Adapted from an article by Amit Naor, National Library of Israel
“Avoid crowded gatherings in closed places; avoid contact with others as much as possible, don’t even shake one’s hand when saying hello.”
You may think this is current advice on the coronavirus, but it’s actually the ninth directive in a list of guidelines published by the Hebrew newspaper Do’ar Hayom in February, 1920, when the pandemic known today as the Spanish flu raged all over the world — and in the Land of Israel as well.
The Spanish flu, otherwise known as the 1918 flu pandemic, spread rapidly across the globe following the end of WW I, with overcrowding and famine likely contributing to the disease’s outbreak. The flu infected approximately 500 million people, almost a third of the world’s population, and killed tens of millions. It was one of the deadliest pandemics in human history.
In the Land of Israel, where the population was relatively sparse at the time and largely rural, the disease didn’t hit as severely as it did in other countries across the globe. Nevertheless, it arrived there too, and the population and authorities had to adjust to a new situation. Even in 1920 — well after the major outbreaks of the pandemic across the world — residents were still being asked to adhere to strict hygiene rules.
Apart from being given basic cleaning guidelines, people were also instructed to isolate patients and even to inform the authorities if they encountered someone who was sick.

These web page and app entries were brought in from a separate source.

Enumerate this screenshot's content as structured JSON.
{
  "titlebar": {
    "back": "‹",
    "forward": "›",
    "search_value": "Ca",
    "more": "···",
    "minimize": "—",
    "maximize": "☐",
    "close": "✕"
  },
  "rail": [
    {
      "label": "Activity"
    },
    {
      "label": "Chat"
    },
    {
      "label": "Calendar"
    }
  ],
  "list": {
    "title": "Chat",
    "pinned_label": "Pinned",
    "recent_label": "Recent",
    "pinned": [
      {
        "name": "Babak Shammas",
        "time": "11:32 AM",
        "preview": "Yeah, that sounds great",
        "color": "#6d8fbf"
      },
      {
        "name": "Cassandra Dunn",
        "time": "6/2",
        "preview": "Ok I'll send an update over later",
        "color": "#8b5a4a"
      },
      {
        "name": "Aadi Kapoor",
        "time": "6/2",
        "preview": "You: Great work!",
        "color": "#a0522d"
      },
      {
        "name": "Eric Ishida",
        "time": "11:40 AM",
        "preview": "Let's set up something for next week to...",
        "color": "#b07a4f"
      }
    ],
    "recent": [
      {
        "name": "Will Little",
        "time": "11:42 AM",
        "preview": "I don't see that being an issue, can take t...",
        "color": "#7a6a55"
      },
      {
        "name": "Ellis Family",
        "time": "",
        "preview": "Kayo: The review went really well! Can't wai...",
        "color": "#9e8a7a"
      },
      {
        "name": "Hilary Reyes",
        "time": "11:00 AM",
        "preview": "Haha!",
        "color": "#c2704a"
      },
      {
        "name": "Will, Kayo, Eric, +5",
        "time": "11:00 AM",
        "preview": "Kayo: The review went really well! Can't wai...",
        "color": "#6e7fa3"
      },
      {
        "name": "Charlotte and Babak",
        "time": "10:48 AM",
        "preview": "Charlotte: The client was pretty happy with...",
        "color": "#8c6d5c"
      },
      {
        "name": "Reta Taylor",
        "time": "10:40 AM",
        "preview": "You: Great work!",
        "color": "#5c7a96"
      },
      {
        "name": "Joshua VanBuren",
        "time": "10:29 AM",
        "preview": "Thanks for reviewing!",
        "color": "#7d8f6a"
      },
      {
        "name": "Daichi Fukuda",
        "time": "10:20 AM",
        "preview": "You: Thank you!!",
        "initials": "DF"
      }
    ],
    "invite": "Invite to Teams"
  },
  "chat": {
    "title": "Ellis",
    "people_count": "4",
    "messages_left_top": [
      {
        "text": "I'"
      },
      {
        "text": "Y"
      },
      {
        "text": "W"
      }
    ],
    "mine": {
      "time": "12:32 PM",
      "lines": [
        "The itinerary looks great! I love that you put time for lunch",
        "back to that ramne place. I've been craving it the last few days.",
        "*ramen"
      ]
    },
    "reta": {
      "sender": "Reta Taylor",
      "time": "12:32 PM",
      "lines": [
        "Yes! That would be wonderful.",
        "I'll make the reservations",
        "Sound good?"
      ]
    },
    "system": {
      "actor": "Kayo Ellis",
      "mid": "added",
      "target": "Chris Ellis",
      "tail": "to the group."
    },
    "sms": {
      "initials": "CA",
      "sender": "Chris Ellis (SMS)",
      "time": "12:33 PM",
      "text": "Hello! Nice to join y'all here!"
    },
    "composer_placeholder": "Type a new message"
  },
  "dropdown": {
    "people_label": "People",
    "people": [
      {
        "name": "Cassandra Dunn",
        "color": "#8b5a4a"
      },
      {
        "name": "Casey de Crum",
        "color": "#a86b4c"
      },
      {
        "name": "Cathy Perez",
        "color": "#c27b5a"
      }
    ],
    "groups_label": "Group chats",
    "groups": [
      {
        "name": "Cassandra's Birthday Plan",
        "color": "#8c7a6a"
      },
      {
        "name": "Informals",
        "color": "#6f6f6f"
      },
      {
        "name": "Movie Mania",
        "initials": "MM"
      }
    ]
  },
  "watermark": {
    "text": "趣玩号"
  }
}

Eau exygenee Menthel Resorcine Borax was an ointment recommended against a runny nose. The guidelines also recommended airing out bedsheets on clear and sunny days, and sprinkling camphor or naphthalene powder on beds.
These were the days before disposable tissues, so disposing of one’s handkerchief immediately after using it wasn’t a possibility. Instead, the advice was to keep a handkerchief in a tin box with chunks of camphor and naphthalene. (Anyone know what camphor and naphthalene are?)
There is little information on the impact of the disease on the Land of Israel. Contemporary reports cite a low number of casualties in urban areas compared to Europe. According to a study on the subject conducted by Zalman Greenberg, there were approximately 40 listings of flu patients at Sharai Tzedek Hospital in Jerusalem in 1918 — and this is the only remaining documentation regarding patients infected with the disease in the country.
Greenberg also noted that in Tel Aviv’s Trumpeldor Cemetery, there are three tombstones with inscriptions stating that the deceased passed away from the “Spanish disease.”
The issue of language used in these reports is interesting. What was the disease called when it mysteriously appeared? The source of the virus wasn’t actually in Spain. Its common name, “the Spanish flu,” stemmed from the fact that most of the initial reports of the disease came from neutral Spain, a country that didn’t take part in WW I and which didn’t censor its press.
However, Hebrew newspapers hurried to align with other media outlets around the world and associated the disease with the Iberian country. Some newspapers wrote of “the Spanish disease.” The Yiddish press often used the phrase shpanishe magefa (Spanish plague). Eventually, “Spanish flu” became the dominant name for the disease.
The Hebrew newspapers still used the terms “grippe” (derived from French) and “influenza,” but gradually they also began using the word shap’a’at, meaning flu, which Eliezer Ben Yehuda coined as early as 1893.
In late 1920, the Spanish flu disappeared from the world just as suddenly as it had appeared. However, in the Land of Israel, the relatively new British Mandate authorities had to deal shortly after with the return of an equally threatening illness: the plague, which broke out in Jaffa and threatened Tel Aviv in 1922. Fortunately, thanks to the authorities’ determined actions, it was also wiped out of existence.